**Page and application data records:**
======
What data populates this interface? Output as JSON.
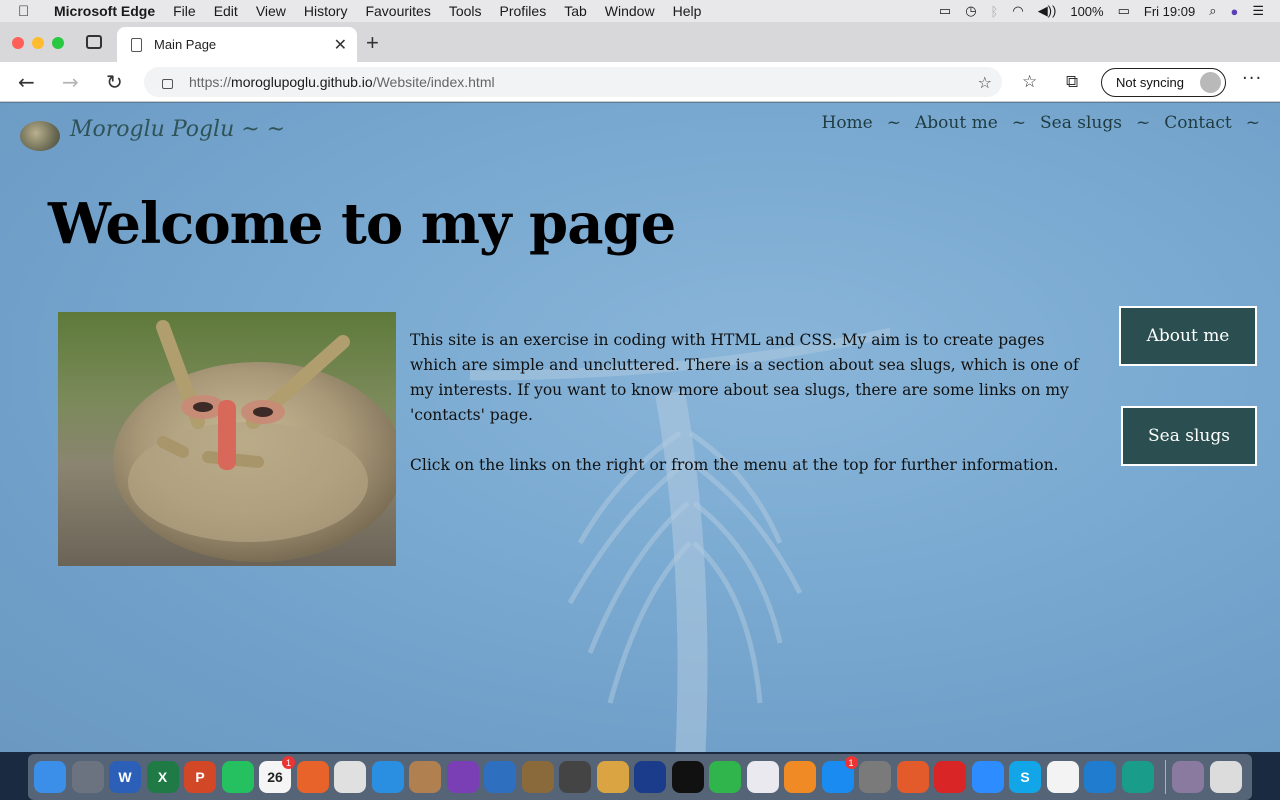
{
  "menubar": {
    "app_name": "Microsoft Edge",
    "items": [
      "File",
      "Edit",
      "View",
      "History",
      "Favourites",
      "Tools",
      "Profiles",
      "Tab",
      "Window",
      "Help"
    ],
    "battery": "100%",
    "clock": "Fri 19:09"
  },
  "browser": {
    "tab_title": "Main Page",
    "url_proto": "https://",
    "url_host": "moroglupoglu.github.io",
    "url_path": "/Website/index.html",
    "sync_label": "Not syncing"
  },
  "site": {
    "name": "Moroglu Poglu ~ ~",
    "nav": [
      "Home",
      "About me",
      "Sea slugs",
      "Contact"
    ],
    "nav_separator": "~",
    "headline": "Welcome to my page",
    "paragraph1": "This site is an exercise in coding with HTML and CSS. My aim is to create pages which are simple and uncluttered. There is a section about sea slugs, which is one of my interests. If you want to know more about sea slugs, there are some links on my 'contacts' page.",
    "paragraph2": "Click on the links on the right or from the menu at the top for further information.",
    "side_buttons": {
      "about": "About me",
      "slugs": "Sea slugs"
    }
  },
  "dock": {
    "apps": [
      {
        "name": "finder",
        "color": "#3b8fe8",
        "glyph": ""
      },
      {
        "name": "launchpad",
        "color": "#6b7280",
        "glyph": ""
      },
      {
        "name": "word",
        "color": "#2b5fb8",
        "glyph": "W"
      },
      {
        "name": "excel",
        "color": "#1f7a45",
        "glyph": "X"
      },
      {
        "name": "powerpoint",
        "color": "#d24726",
        "glyph": "P"
      },
      {
        "name": "whatsapp",
        "color": "#25c060",
        "glyph": ""
      },
      {
        "name": "calendar",
        "color": "#f5f5f5",
        "glyph": "26",
        "badge": "1"
      },
      {
        "name": "firefox",
        "color": "#e8632a",
        "glyph": ""
      },
      {
        "name": "chrome",
        "color": "#e0e0e0",
        "glyph": ""
      },
      {
        "name": "safari",
        "color": "#2a8fe0",
        "glyph": ""
      },
      {
        "name": "contacts",
        "color": "#b08050",
        "glyph": ""
      },
      {
        "name": "music-app",
        "color": "#7b3fb5",
        "glyph": ""
      },
      {
        "name": "musescore",
        "color": "#2f6fbf",
        "glyph": ""
      },
      {
        "name": "guitar-app",
        "color": "#8a6a3a",
        "glyph": ""
      },
      {
        "name": "utility",
        "color": "#444",
        "glyph": ""
      },
      {
        "name": "preview",
        "color": "#d9a441",
        "glyph": ""
      },
      {
        "name": "audio-app",
        "color": "#1b3c8a",
        "glyph": ""
      },
      {
        "name": "garage-app",
        "color": "#111",
        "glyph": ""
      },
      {
        "name": "facetime",
        "color": "#2fb54b",
        "glyph": ""
      },
      {
        "name": "itunes",
        "color": "#e9e9ef",
        "glyph": ""
      },
      {
        "name": "books",
        "color": "#f08a24",
        "glyph": ""
      },
      {
        "name": "app-store",
        "color": "#1a8bf0",
        "glyph": "",
        "badge": "1"
      },
      {
        "name": "system-preferences",
        "color": "#7a7a7a",
        "glyph": ""
      },
      {
        "name": "spiral-app",
        "color": "#e35b2a",
        "glyph": ""
      },
      {
        "name": "acrobat",
        "color": "#d92525",
        "glyph": ""
      },
      {
        "name": "zoom",
        "color": "#2d8cff",
        "glyph": ""
      },
      {
        "name": "skype",
        "color": "#12a6e8",
        "glyph": "S"
      },
      {
        "name": "slack",
        "color": "#f3f3f3",
        "glyph": ""
      },
      {
        "name": "vscode",
        "color": "#1f7ccf",
        "glyph": ""
      },
      {
        "name": "edge",
        "color": "#1a9c8a",
        "glyph": ""
      }
    ],
    "right": [
      {
        "name": "downloads",
        "color": "#8a7aa0"
      },
      {
        "name": "trash",
        "color": "#dcdcdc"
      }
    ]
  }
}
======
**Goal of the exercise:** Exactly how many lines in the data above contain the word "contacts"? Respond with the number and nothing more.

**Answer for the task:** 2